[Element data from apps and pages]
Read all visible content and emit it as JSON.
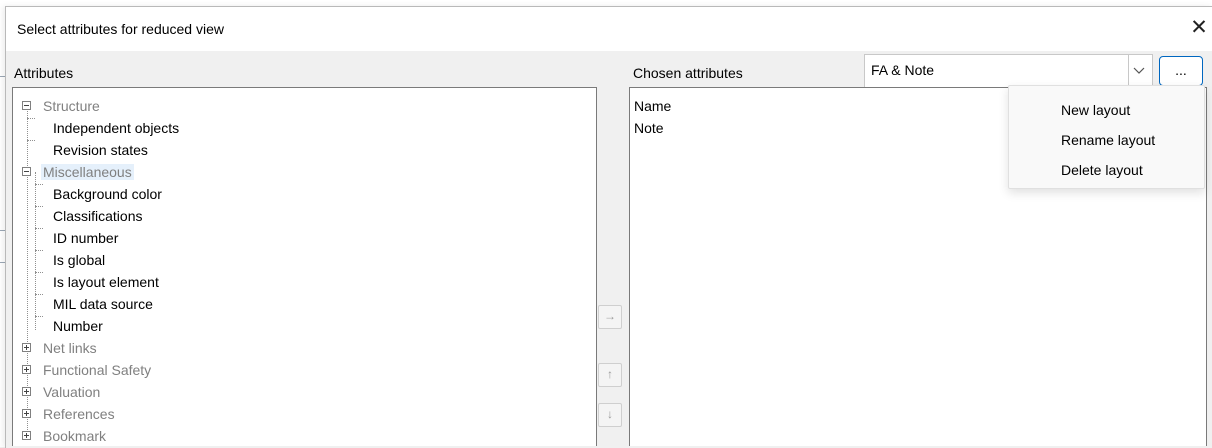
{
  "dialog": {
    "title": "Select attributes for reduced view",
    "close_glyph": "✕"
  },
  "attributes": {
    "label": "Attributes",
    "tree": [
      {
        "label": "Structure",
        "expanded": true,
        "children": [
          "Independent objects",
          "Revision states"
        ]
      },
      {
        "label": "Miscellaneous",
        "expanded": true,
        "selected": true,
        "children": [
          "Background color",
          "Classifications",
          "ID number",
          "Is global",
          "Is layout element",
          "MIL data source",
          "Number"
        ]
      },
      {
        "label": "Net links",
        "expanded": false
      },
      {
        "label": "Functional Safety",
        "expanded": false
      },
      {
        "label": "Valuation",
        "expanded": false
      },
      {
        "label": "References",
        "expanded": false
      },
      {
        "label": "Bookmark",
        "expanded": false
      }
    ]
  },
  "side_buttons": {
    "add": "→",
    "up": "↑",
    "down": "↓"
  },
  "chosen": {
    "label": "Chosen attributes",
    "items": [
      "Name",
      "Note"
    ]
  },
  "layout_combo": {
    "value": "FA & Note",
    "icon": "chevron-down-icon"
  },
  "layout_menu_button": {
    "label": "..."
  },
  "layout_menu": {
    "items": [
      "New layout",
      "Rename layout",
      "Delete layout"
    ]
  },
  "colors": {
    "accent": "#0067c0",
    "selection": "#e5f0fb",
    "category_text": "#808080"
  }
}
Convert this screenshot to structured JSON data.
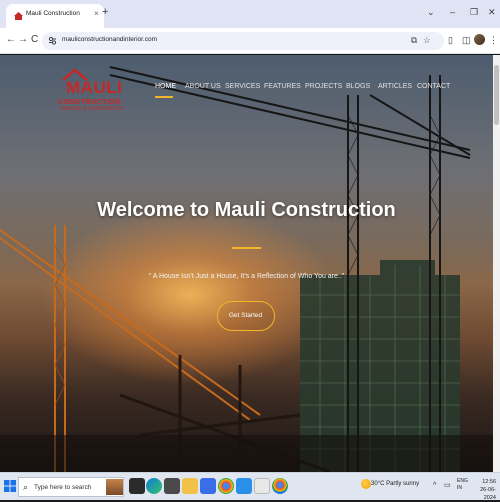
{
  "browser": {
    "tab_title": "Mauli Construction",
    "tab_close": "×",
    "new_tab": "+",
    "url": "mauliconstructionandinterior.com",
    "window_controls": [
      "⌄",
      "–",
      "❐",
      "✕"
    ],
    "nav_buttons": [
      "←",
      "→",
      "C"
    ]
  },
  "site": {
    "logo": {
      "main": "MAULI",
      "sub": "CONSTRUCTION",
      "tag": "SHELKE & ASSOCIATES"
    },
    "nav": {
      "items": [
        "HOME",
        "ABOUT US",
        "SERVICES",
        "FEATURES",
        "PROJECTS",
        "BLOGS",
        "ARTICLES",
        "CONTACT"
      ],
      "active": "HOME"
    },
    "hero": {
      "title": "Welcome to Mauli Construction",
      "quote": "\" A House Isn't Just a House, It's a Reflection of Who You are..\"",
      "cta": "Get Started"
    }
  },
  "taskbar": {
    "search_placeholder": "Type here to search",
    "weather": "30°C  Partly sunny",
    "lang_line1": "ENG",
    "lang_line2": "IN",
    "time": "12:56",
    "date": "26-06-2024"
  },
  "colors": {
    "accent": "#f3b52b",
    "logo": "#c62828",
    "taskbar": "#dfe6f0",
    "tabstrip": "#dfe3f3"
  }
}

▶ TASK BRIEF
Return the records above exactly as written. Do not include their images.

▶ OUTPUT FOR THIS TASK
Read all visible content and emit it as JSON.
{
  "dialog": {
    "title": "Select attributes for reduced view",
    "close_glyph": "✕"
  },
  "attributes": {
    "label": "Attributes",
    "tree": [
      {
        "label": "Structure",
        "expanded": true,
        "children": [
          "Independent objects",
          "Revision states"
        ]
      },
      {
        "label": "Miscellaneous",
        "expanded": true,
        "selected": true,
        "children": [
          "Background color",
          "Classifications",
          "ID number",
          "Is global",
          "Is layout element",
          "MIL data source",
          "Number"
        ]
      },
      {
        "label": "Net links",
        "expanded": false
      },
      {
        "label": "Functional Safety",
        "expanded": false
      },
      {
        "label": "Valuation",
        "expanded": false
      },
      {
        "label": "References",
        "expanded": false
      },
      {
        "label": "Bookmark",
        "expanded": false
      }
    ]
  },
  "side_buttons": {
    "add": "→",
    "up": "↑",
    "down": "↓"
  },
  "chosen": {
    "label": "Chosen attributes",
    "items": [
      "Name",
      "Note"
    ]
  },
  "layout_combo": {
    "value": "FA & Note",
    "icon": "chevron-down-icon"
  },
  "layout_menu_button": {
    "label": "..."
  },
  "layout_menu": {
    "items": [
      "New layout",
      "Rename layout",
      "Delete layout"
    ]
  },
  "colors": {
    "accent": "#0067c0",
    "selection": "#e5f0fb",
    "category_text": "#808080"
  }
}
Convert this screenshot to structured JSON data.
{
  "browser": {
    "tab_title": "Mauli Construction",
    "tab_close": "×",
    "new_tab": "+",
    "url": "mauliconstructionandinterior.com",
    "window_controls": [
      "⌄",
      "–",
      "❐",
      "✕"
    ],
    "nav_buttons": [
      "←",
      "→",
      "C"
    ]
  },
  "site": {
    "logo": {
      "main": "MAULI",
      "sub": "CONSTRUCTION",
      "tag": "SHELKE & ASSOCIATES"
    },
    "nav": {
      "items": [
        "HOME",
        "ABOUT US",
        "SERVICES",
        "FEATURES",
        "PROJECTS",
        "BLOGS",
        "ARTICLES",
        "CONTACT"
      ],
      "active": "HOME"
    },
    "hero": {
      "title": "Welcome to Mauli Construction",
      "quote": "\" A House Isn't Just a House, It's a Reflection of Who You are..\"",
      "cta": "Get Started"
    }
  },
  "taskbar": {
    "search_placeholder": "Type here to search",
    "weather": "30°C  Partly sunny",
    "lang_line1": "ENG",
    "lang_line2": "IN",
    "time": "12:56",
    "date": "26-06-2024"
  },
  "colors": {
    "accent": "#f3b52b",
    "logo": "#c62828",
    "taskbar": "#dfe6f0",
    "tabstrip": "#dfe3f3"
  }
}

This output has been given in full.